Big Data Movement
It started in 2004 when Google released two papers on MapReduce and GFS (Google File System), which have been used by Google on web search indexing and analytics. The concept immediately inspired Doug Cutting who was in charge of the Apache Lucene and Nutch projects, but faced severe scalability challenges. By quickly implementing a new project under the same idea, Doug’s team was able to boost Nutch’s scalability phenomenally. That project was later on named Hadoop with the underlying HDFS (Hadoop Distributed File System). Hadoop is an open source framework for writing and running distributed applications that process large amounts of data in parallel.
Data in HDFS is read-only from the consumer’s perspective. That essentially makes Hadoop a data warehouse like tool serving but not limited to big data analysis, profiling, and other Business Intelligence (BI) objectives. Evidently, a read-only storage system doesn’t serve as an OLTP (OnLine Transaction Processing) database, like a relational database in an e-commerce application. An OLTP database at minimum should support CRUD (create, read, update, delete) data operations. That is where NOSQL and NewSQL databases come into play.
Google BigTable is a compressed, high performance, and column family-oriented NOSQL database built on GFS (collocating with MapReduce). Being part of Google web search solution, BigTable is designed to scale into the petabyte range across hundreds or thousands of machines. Apache HBase built on HDFS is modeled after Google’s BigTable, and often described as a Hadoop database. Likewise, Amazon DynamoDB is another form of column family-oriented database to serve Amazon’s shopping cart. Apache Cassandra originated by Facebook is modeled after DynamoDB. The desired features of automated (or transparent) sharding, re-sharding, and failover are available in these column-family NOSQLs, but with a price due to the constraints of CAP theorem.
Classification of Technologies
The author tentatively groups big data technologies into two categories, big data processing that analyzes data in a read-only fashion, big data persistence (NOSQL and NewSQL) that works as OLTP databases.
There are three sub categories under big data processing,
- Batch processing with Google MapReduce, Apache Hadoop, and Hadoop ecosystem
- Stream processing with Twitter Storm, Apache S4
- Fast/Real-time processing with Google Dremel, Cloudera Impala, Apache Drill, and the Lambda Architecture
Data processing under this category is full power, full “table” scan with significant (from minutes to hours) lag.
A stream of data is processed at real time in parallel. The slice of data being processed at any moment in an aggregate function is demarcated by a sliding window.
Performing ad hoc analysis on a full big data set within seconds lags. Working effectively as a big data OLAP (OnLine Analytical Processing) system.
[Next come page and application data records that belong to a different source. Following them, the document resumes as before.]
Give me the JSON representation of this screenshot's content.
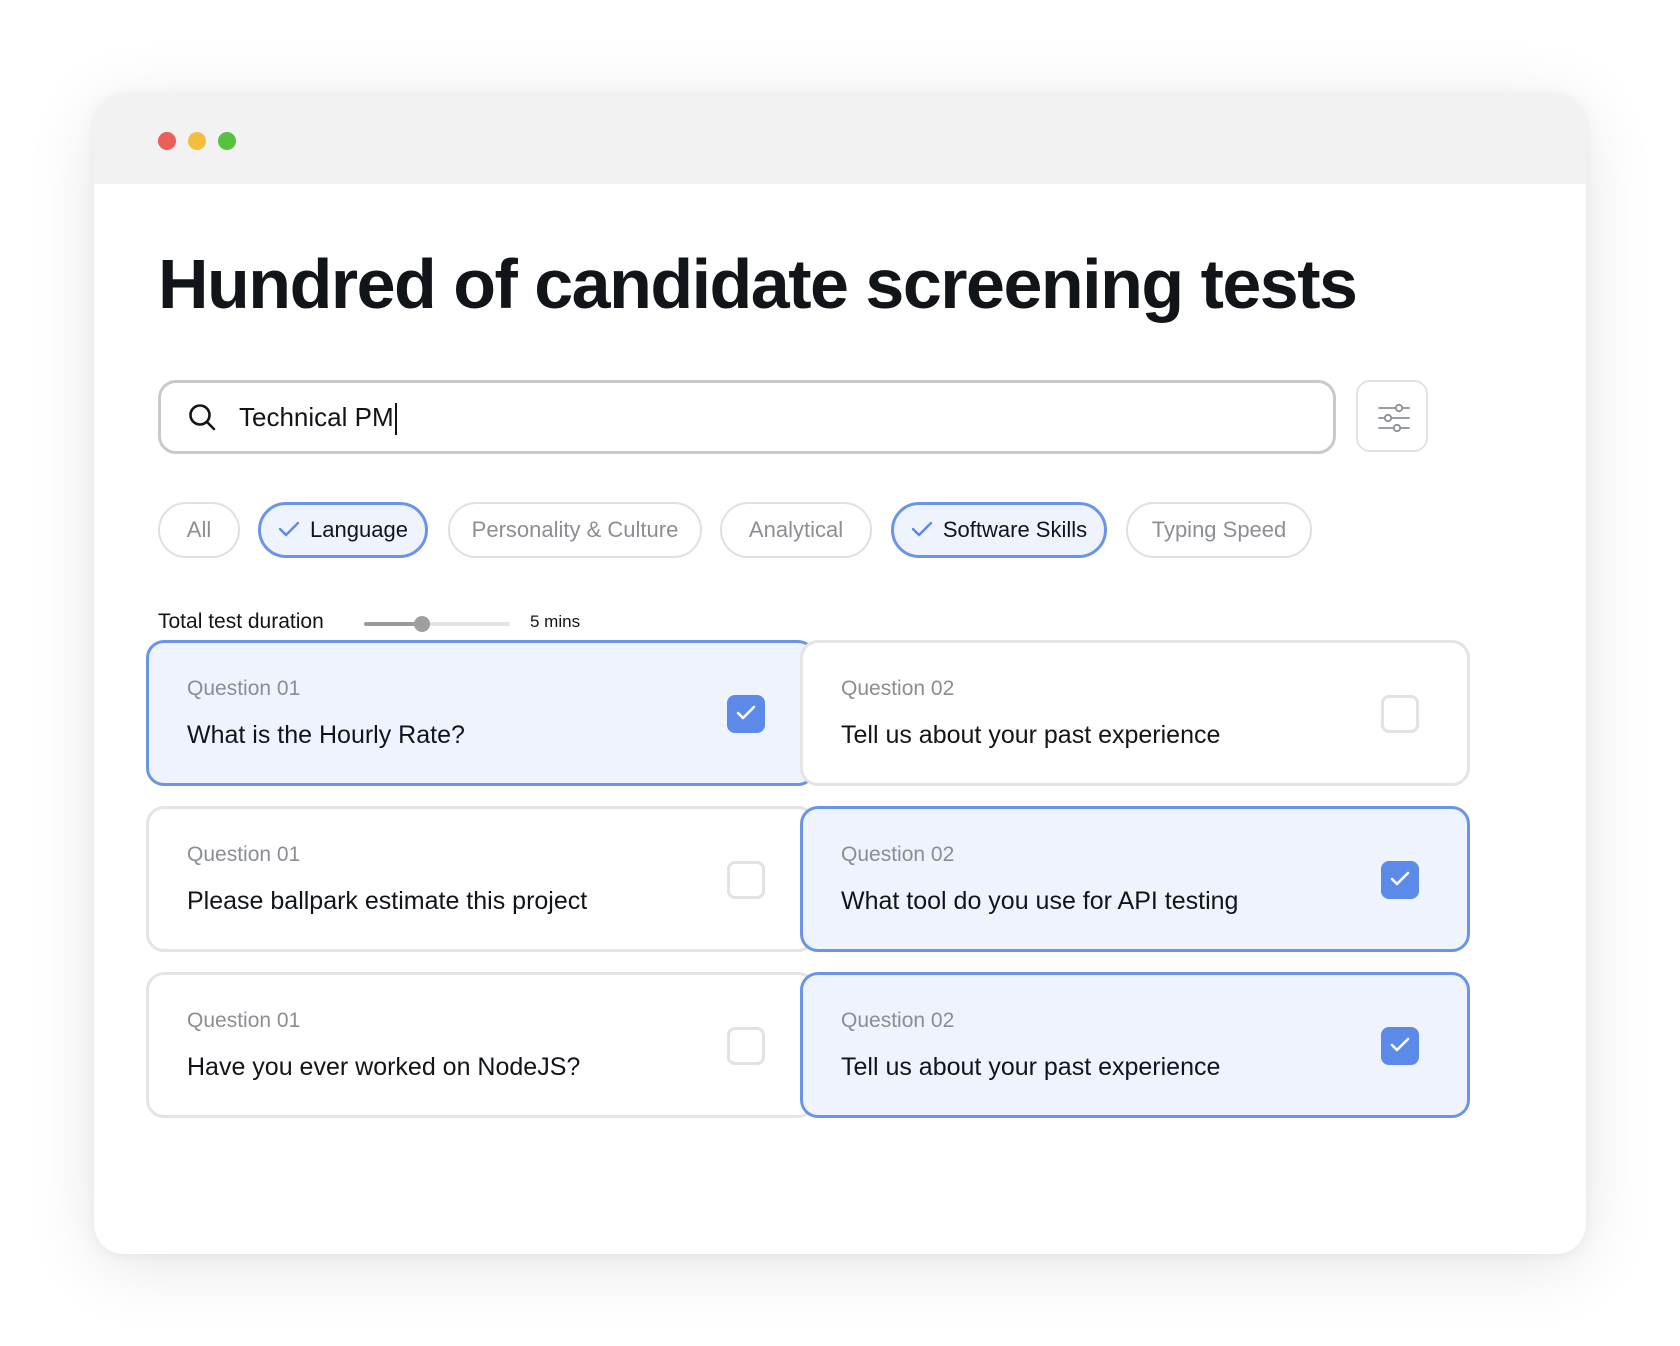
{
  "page": {
    "title": "Hundred of candidate screening tests"
  },
  "search": {
    "value": "Technical PM",
    "icon": "search-icon"
  },
  "filter_button": {
    "icon": "sliders-icon"
  },
  "filters": [
    {
      "label": "All",
      "active": false
    },
    {
      "label": "Language",
      "active": true
    },
    {
      "label": "Personality & Culture",
      "active": false
    },
    {
      "label": "Analytical",
      "active": false
    },
    {
      "label": "Software Skills",
      "active": true
    },
    {
      "label": "Typing Speed",
      "active": false
    }
  ],
  "duration": {
    "label": "Total test duration",
    "value_label": "5 mins",
    "slider_fraction": 0.4
  },
  "questions": [
    {
      "number": "Question 01",
      "text": "What is the Hourly Rate?",
      "checked": true
    },
    {
      "number": "Question 02",
      "text": "Tell us about your past experience",
      "checked": false
    },
    {
      "number": "Question 01",
      "text": "Please ballpark estimate this project",
      "checked": false
    },
    {
      "number": "Question 02",
      "text": "What tool do you use for API testing",
      "checked": true
    },
    {
      "number": "Question 01",
      "text": "Have you ever worked on NodeJS?",
      "checked": false
    },
    {
      "number": "Question 02",
      "text": "Tell us about your past experience",
      "checked": true
    }
  ],
  "colors": {
    "accent": "#6a94e8",
    "checkbox_checked": "#5b8ae8",
    "selected_bg": "#eef3fd",
    "traffic_red": "#ec5f56",
    "traffic_yellow": "#f4bd3e",
    "traffic_green": "#57c23e"
  }
}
The amount of data processed per operation in OLAP is substantially more massive than data processed in OLTP. Image how daunting the challenge is!
The second article of this series introduces you big data processing technologies.
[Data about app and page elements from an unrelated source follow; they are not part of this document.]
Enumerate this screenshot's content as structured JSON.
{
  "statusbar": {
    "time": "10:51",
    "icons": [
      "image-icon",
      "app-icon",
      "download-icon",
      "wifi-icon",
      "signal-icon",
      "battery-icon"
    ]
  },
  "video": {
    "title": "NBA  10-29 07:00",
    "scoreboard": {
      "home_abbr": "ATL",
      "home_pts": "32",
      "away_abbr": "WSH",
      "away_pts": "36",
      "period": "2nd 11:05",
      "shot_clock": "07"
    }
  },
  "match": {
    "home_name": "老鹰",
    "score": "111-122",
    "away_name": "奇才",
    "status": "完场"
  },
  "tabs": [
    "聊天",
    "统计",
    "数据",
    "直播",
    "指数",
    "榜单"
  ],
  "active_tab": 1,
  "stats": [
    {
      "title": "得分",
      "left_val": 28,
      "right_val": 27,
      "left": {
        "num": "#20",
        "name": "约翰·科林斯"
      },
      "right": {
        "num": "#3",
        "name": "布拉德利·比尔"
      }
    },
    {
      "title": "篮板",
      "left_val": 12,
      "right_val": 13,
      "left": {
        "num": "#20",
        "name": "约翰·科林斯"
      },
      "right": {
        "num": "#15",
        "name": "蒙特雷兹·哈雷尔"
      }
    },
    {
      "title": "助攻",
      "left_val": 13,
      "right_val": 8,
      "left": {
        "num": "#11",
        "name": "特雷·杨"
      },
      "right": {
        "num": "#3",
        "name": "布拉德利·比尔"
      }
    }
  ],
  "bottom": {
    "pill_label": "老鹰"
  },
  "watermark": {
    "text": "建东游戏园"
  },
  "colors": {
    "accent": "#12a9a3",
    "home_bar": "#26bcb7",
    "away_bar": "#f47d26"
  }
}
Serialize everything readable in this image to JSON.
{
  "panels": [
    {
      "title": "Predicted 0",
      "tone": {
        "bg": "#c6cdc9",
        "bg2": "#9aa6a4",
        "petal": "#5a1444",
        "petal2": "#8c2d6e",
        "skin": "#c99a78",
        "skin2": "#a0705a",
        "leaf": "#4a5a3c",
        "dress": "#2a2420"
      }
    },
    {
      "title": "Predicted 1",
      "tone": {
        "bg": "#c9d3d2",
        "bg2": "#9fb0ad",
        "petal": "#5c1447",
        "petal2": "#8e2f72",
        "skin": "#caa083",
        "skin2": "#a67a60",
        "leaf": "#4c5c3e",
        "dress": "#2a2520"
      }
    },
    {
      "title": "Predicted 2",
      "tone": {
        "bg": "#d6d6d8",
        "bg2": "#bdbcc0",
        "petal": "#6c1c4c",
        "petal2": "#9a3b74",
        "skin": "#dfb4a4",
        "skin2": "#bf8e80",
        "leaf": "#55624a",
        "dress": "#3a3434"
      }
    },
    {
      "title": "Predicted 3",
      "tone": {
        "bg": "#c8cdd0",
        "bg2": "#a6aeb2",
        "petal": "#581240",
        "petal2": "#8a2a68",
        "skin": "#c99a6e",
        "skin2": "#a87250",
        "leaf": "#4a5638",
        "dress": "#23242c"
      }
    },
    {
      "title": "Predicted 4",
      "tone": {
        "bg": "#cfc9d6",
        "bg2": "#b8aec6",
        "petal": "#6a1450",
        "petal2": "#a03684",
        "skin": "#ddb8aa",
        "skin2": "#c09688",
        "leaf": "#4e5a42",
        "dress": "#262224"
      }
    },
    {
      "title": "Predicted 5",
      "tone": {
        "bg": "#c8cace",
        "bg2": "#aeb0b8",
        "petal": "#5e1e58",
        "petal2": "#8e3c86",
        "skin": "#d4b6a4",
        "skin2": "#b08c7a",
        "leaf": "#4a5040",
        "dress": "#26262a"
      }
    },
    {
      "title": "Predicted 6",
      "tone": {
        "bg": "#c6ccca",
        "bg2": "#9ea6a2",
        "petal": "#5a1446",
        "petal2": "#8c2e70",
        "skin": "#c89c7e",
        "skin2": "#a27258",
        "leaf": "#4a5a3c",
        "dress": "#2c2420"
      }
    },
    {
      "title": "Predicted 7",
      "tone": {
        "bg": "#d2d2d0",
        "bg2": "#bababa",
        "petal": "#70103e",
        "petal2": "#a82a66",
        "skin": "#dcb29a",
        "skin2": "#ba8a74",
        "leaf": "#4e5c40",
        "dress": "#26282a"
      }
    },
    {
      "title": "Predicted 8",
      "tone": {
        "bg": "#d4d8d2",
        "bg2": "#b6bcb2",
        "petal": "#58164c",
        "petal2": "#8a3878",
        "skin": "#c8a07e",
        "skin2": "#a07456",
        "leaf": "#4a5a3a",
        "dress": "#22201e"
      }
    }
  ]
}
If you are looking for a highly scalable and performant database to support your interactive and transactional website, the third article on big data persistence brings you a variety of NOSQL and NewSQL options. It is worth noting that NOSQL is not a synonym of big data, albeit with some overlaps. In addition, CAP theorem along with new data access patterns and practices are discussed with a good level of detail.
Endeavor toward Uniform and Abstraction APIs
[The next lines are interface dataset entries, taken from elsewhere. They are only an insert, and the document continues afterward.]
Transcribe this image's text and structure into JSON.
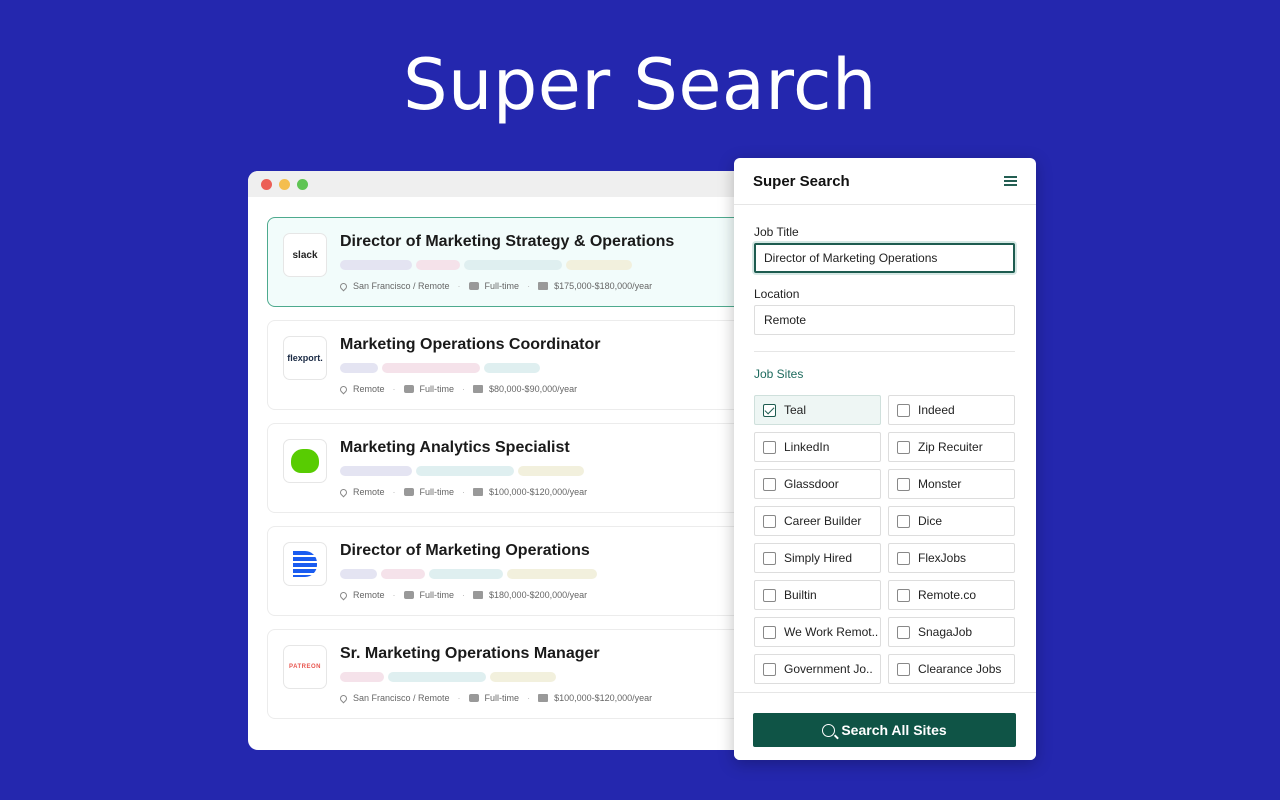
{
  "hero": {
    "title": "Super Search"
  },
  "browser": {
    "dots": [
      "#ec5f57",
      "#f4be4f",
      "#5fc454"
    ],
    "jobs": [
      {
        "title": "Director of Marketing Strategy & Operations",
        "logo": "slack",
        "location": "San Francisco / Remote",
        "type": "Full-time",
        "salary": "$175,000-$180,000/year",
        "selected": true,
        "tags": [
          [
            "#e4e4f2",
            72
          ],
          [
            "#f5e2ea",
            44
          ],
          [
            "#dfeff0",
            98
          ],
          [
            "#f2f0dd",
            66
          ]
        ]
      },
      {
        "title": "Marketing Operations Coordinator",
        "logo": "flexport.",
        "location": "Remote",
        "type": "Full-time",
        "salary": "$80,000-$90,000/year",
        "selected": false,
        "tags": [
          [
            "#e4e4f2",
            38
          ],
          [
            "#f5e2ea",
            98
          ],
          [
            "#dfeff0",
            56
          ]
        ]
      },
      {
        "title": "Marketing Analytics Specialist",
        "logo": "duolingo",
        "location": "Remote",
        "type": "Full-time",
        "salary": "$100,000-$120,000/year",
        "selected": false,
        "tags": [
          [
            "#e4e4f2",
            72
          ],
          [
            "#dfeff0",
            98
          ],
          [
            "#f2f0dd",
            66
          ]
        ]
      },
      {
        "title": "Director of Marketing Operations",
        "logo": "deel",
        "location": "Remote",
        "type": "Full-time",
        "salary": "$180,000-$200,000/year",
        "selected": false,
        "tags": [
          [
            "#e4e4f2",
            37
          ],
          [
            "#f5e2ea",
            44
          ],
          [
            "#dfeff0",
            74
          ],
          [
            "#f2f0dd",
            90
          ]
        ]
      },
      {
        "title": "Sr. Marketing Operations Manager",
        "logo": "PATREON",
        "location": "San Francisco / Remote",
        "type": "Full-time",
        "salary": "$100,000-$120,000/year",
        "selected": false,
        "tags": [
          [
            "#f5e2ea",
            44
          ],
          [
            "#dfeff0",
            98
          ],
          [
            "#f2f0dd",
            66
          ]
        ]
      }
    ]
  },
  "panel": {
    "title": "Super Search",
    "job_title_label": "Job Title",
    "job_title_value": "Director of Marketing Operations",
    "location_label": "Location",
    "location_value": "Remote",
    "sites_label": "Job Sites",
    "sites": [
      {
        "label": "Teal",
        "checked": true
      },
      {
        "label": "Indeed",
        "checked": false
      },
      {
        "label": "LinkedIn",
        "checked": false
      },
      {
        "label": "Zip Recuiter",
        "checked": false
      },
      {
        "label": "Glassdoor",
        "checked": false
      },
      {
        "label": "Monster",
        "checked": false
      },
      {
        "label": "Career Builder",
        "checked": false
      },
      {
        "label": "Dice",
        "checked": false
      },
      {
        "label": "Simply Hired",
        "checked": false
      },
      {
        "label": "FlexJobs",
        "checked": false
      },
      {
        "label": "Builtin",
        "checked": false
      },
      {
        "label": "Remote.co",
        "checked": false
      },
      {
        "label": "We Work Remot..",
        "checked": false
      },
      {
        "label": "SnagaJob",
        "checked": false
      },
      {
        "label": "Government Jo..",
        "checked": false
      },
      {
        "label": "Clearance Jobs",
        "checked": false
      }
    ],
    "search_button": "Search All Sites"
  },
  "colors": {
    "background": "#2427ae",
    "accent": "#0f5446",
    "selected_border": "#4eaa8e"
  }
}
The blast of Big Data technologies is both a blessing and curse to JavaEE developers. Unlike the POJO programming and data model with JavaEE and the Spring framework, APIs in Big Data are specific, quickly evolving and short of industry standards. Good news is that there are efforts to abstract these proprietary techniques under uniform APIs. I hereby list a few below for your checklist. (1) Kundera – It provides JPA 1.0 compatible API for accessing HBase, Cassandra and MongoDB databases. (2) Apache Gora – The overall goal for Gora is to become the standard data representation and persistence framework for big data via an easy to use Java-friendly common API. It supports column-family stores (HBase, Cassandra), key-value stores (Redis), document stores (MongoDB), and Relational databases (MySQL, HyperSQL), flat files on HDFS. In addition, it provides indexing API for Lucene and Solr, and analysis API for Apache Pig, Hive, and Cascading. (3) Spring Data/Spring XD – The Spring team took a different philosophy. Instead of presenting an abstraction API, they offer a consistent programming model across different NOSQL stores (HBase, MongoDB, Redis, Neo4j, GemFire) using patterns and abstractions already known from within the Spring framework. Moreover, Spring Data offers data binding infrastructure to map NOSQL native data types to POJO data model. Spring XD (eXtreme Data) is introduced most recently to address common bid data use cases. More details can be found on the official web site.
This article unveils the HA and scalability challenges faced by enterprise application developers. Big Data/NOSQL movement is originated to overcome these challenges. Before you feel agitated with a specific Big Data technology and roll up your sleeves to start coding, it is better to get a big picture of Big Data in advance. The author hopes this works to jump start your study on Big Data, and assist you in making the right design decisions.
About the Author
Xinyu Liu, as a Sun Microsystems certified enterprise architect, Xinyu Liu has intensive software design and development experience with cutting-edge server-side technologies. He took his graduate degree from George Washington University and currently serves as the application architect for Virginia Workers’ Compensation Commission. Dr. Liu has written for Java.net, JavaWorld.com, and IBM developerWorks on topics such as JSF, Spring Security, Hibernate Search, Spring Web Flow, the Servlet 3.0 specification, and Drools Rule Engine. He also has worked for Packt Publishing reviewing the books Spring Web Flow 2 Web Development, Grails 1.1 Web Application Development, and Application Development for IBM WebSphere Process Server 7 and Enterprise Service Bus 7.
- Clustering for High Availability (HA) with JBoss AS7: Online presentation from JBoss.
- Hibernate Shards: Simplifying Hibernate programming with sharded databases.
- Google MapReduce: Simplified data processing on large clusters.
- Google BigTable: A distributed storage system for managing structured data.
- Apache Hadoop: A reliable, scalable, distributed computing framework.
- Apache HBase: A distributed, scalable, big data store.
- Apache Cassandra: A distributed, scalable, big data store.
- MongoDB: A JSON document database.
- Neo4j: A graph database.
- Twitter Storm: A free and open source distributed realtime computation system.
- Apache S4: A general-purpose, distributed, and scalable data stream processing system.
- Google Dremel: Interactive analysis of web-scale datasets.
- Cloudera Impala: Real-time queries in Apache Hadoop.
- Apache Drill: Provide low latency ad-hoc queries to many different data sources.
- Big Data: Introduce the Lambda Architecture.
- Kundera: JPA 1.0 ORM library for the Cassandra/Hbase/MongoDB database.
- Apache Gora: An in-memory data model and persistence for big data.
- Spring Data: Modern data access for enterprise Java.
- Spring XD: A unified, distributed, and extensible system for data ingestion, real time analytics, batch processing, and data export.
- Spring Social: Connect your applications with SaaS providers such as Facebook and Twitter.
- Hadoop in Action: A book on Hadoop.
- Hadoop in Practice: A book on Hadoop ecosystem.
- HBase in Action: A book on HBase.
- MongoDB in Action: A book on MongoDB.
- NoSQL Distilled: A brief guide to the emerging world of polyglot persistence.